◆ Work task ◆
Look through the records and report how many lines include the word "ffffff", with no other words.
[[ Material provided, beginning ]]
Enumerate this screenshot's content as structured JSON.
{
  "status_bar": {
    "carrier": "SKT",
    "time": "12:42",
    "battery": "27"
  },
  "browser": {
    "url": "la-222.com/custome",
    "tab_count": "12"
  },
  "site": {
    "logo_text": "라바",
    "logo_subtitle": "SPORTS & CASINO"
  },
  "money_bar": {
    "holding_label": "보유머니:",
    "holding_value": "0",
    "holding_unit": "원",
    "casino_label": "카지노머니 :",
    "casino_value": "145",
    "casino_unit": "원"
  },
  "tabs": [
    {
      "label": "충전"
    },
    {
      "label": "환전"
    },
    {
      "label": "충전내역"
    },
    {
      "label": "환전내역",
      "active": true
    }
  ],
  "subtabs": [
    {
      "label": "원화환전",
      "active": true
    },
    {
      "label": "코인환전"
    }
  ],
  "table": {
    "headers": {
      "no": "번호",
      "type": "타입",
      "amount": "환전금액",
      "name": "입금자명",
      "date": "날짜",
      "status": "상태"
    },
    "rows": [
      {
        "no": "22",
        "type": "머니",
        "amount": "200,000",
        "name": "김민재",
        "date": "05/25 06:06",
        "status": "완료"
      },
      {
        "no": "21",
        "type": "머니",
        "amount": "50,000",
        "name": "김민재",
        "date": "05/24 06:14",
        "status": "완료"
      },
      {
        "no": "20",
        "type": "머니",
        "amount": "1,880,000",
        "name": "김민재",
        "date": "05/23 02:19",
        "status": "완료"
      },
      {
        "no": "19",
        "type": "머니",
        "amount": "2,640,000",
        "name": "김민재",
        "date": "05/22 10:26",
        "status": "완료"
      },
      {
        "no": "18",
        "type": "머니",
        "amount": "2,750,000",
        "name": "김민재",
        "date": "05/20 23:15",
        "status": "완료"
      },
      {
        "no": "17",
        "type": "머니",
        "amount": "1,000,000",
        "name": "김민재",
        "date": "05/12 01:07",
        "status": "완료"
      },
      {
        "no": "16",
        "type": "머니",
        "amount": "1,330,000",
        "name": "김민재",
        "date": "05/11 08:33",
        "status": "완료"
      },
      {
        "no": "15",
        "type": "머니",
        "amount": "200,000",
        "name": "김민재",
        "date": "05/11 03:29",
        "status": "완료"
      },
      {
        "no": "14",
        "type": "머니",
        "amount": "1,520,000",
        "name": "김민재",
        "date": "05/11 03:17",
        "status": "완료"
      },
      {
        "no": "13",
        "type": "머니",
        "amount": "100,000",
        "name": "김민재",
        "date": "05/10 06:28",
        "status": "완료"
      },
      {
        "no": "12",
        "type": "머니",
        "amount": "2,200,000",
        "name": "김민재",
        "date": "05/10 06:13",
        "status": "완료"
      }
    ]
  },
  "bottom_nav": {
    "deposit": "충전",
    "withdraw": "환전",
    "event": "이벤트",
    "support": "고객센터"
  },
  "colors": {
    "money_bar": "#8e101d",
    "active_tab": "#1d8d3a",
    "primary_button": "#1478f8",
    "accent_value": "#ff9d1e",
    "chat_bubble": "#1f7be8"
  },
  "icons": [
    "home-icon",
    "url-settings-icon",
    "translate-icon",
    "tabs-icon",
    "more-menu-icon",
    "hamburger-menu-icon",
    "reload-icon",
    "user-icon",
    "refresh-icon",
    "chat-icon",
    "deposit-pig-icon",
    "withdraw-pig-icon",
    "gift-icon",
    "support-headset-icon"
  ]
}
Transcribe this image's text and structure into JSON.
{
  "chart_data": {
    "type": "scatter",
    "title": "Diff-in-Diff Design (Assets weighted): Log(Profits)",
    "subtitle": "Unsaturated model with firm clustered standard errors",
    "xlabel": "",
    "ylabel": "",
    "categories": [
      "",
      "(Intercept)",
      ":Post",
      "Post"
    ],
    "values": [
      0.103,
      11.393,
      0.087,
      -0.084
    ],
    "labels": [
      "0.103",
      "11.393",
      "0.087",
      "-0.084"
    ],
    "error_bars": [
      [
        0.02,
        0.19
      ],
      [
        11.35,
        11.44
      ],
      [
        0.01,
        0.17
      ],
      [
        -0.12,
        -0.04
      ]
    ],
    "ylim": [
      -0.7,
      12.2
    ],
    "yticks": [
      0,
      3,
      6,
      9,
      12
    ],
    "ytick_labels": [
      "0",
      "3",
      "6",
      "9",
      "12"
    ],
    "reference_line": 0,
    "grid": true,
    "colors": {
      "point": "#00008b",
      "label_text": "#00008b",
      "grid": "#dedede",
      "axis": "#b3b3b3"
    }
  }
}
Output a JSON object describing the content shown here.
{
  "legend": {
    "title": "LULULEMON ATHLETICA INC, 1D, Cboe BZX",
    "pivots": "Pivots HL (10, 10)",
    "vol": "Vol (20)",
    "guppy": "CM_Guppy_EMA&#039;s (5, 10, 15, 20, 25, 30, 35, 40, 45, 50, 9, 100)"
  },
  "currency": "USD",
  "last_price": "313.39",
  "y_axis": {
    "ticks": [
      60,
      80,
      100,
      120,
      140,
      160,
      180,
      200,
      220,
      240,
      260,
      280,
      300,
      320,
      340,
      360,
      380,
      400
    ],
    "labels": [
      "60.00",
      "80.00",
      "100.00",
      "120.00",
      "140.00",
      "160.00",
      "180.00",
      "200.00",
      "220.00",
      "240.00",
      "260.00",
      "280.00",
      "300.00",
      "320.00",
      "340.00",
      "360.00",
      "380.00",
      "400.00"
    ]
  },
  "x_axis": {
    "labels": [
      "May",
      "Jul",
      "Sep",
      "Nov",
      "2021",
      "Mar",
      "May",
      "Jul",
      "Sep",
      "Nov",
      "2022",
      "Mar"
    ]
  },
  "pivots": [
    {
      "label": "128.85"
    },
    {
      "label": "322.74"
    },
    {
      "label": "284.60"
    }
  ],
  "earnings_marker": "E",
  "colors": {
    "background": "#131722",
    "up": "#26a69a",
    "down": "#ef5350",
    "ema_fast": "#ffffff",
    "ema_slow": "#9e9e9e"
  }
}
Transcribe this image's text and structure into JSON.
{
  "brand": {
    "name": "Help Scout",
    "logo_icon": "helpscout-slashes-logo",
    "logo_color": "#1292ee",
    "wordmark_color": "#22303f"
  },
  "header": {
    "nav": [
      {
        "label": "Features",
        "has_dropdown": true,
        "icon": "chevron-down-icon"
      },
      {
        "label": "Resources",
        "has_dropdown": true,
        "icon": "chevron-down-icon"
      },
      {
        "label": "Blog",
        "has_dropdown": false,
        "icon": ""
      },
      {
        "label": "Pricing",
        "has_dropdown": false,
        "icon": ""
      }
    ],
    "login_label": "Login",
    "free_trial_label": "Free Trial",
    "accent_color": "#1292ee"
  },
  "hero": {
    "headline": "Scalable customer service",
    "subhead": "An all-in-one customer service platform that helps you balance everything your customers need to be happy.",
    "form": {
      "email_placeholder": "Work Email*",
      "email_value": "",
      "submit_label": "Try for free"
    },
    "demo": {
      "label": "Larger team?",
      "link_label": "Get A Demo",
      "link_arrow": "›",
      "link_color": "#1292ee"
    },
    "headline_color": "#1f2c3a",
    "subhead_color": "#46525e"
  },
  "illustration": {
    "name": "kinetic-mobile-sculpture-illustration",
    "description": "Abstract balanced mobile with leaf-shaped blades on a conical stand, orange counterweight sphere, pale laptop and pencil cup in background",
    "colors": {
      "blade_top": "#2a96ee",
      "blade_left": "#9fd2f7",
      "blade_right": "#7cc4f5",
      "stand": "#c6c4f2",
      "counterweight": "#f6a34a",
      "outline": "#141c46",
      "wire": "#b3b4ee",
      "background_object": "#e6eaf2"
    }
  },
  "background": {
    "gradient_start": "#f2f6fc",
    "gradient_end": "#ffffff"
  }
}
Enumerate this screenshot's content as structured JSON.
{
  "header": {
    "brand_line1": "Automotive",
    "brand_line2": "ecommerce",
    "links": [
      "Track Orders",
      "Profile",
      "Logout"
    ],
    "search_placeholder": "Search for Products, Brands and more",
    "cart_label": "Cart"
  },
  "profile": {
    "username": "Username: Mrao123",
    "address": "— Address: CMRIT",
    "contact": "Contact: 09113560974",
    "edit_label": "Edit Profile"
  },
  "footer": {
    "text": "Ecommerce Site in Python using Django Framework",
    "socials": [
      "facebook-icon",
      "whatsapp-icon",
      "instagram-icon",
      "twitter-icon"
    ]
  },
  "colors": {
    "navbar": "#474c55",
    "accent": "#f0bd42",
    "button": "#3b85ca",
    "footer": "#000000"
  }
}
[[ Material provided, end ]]
◆ Result ◆
2